Energy resource development is active in 12 of Canada's 13 provinces and territories and uses goods and services from many regions.
Canadian energy production has almost doubled since 1980. Our oil reserves total 170 billion barrels, of which 165 billion barrels can be recovered from the oil sands using today's technology. As of December 2016, we are third after Venezuela and Saudi Arabia in terms of global oil reserves (source: Oil & Gas Journal).
However, many of the world's sources of conventional oil are in decline - and Canada is no exception. The conventional oil reservoirs that were abundant and easy to find 30 years ago are harder to locate and more costly to develop. Canada is fortunate to have sources of unconventional oil in the oil sands. Over the last 35 years, Canadian crude oil production has increased by more than 2.4 million barrels/day due to the growth in supply from the oil sands.
As an industry, our challenge is getting access to these remaining reserves. Often natural gas exists in remote locations which can mean harsh environments for workers, technically complex and expensive methods of production and environmental challenges.
The world benefits from Canada's energy resources
Canada has more than four billion barrels of remaining oil reserves located outside the oil sands, found primarily in Alberta, Saskatchewan and offshore Newfoundland and Labrador.
The oil sands provide a secure supply in a world of political risk. There are challenges in developing the oil sands, but our industry is making progress through investment in technology and innovation. The entry costs for new oil sands projects can be daunting, but the decline in traditional oil and natural gas sources means the oil sands are key to our energy future.
Canada is home to a vast amounts of natural gas, particularly in British Columbia, Alberta and offshore Nova Scotia.

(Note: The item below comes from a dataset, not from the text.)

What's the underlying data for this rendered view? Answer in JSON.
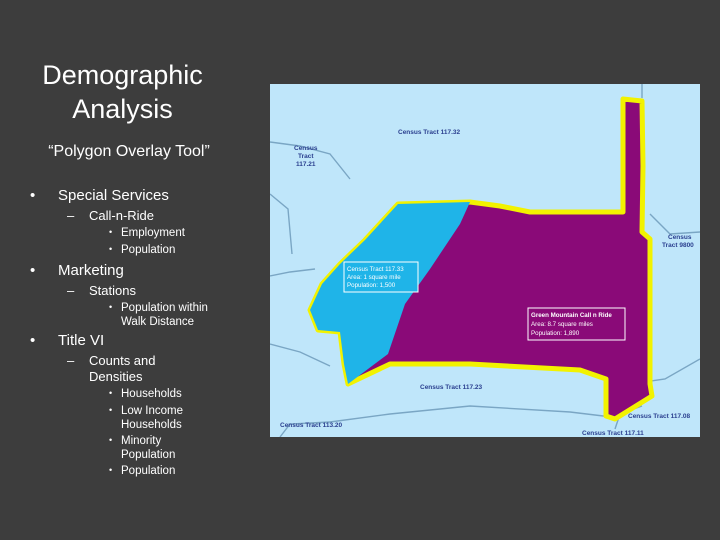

Some of these resources are being developed with the application of new technologies: including horizontal hydraulic fracturing. These include: natural gas from coal, tight gas, offshore gas as well as shale gas. Northern Canada is also seeing increasing exploration and development.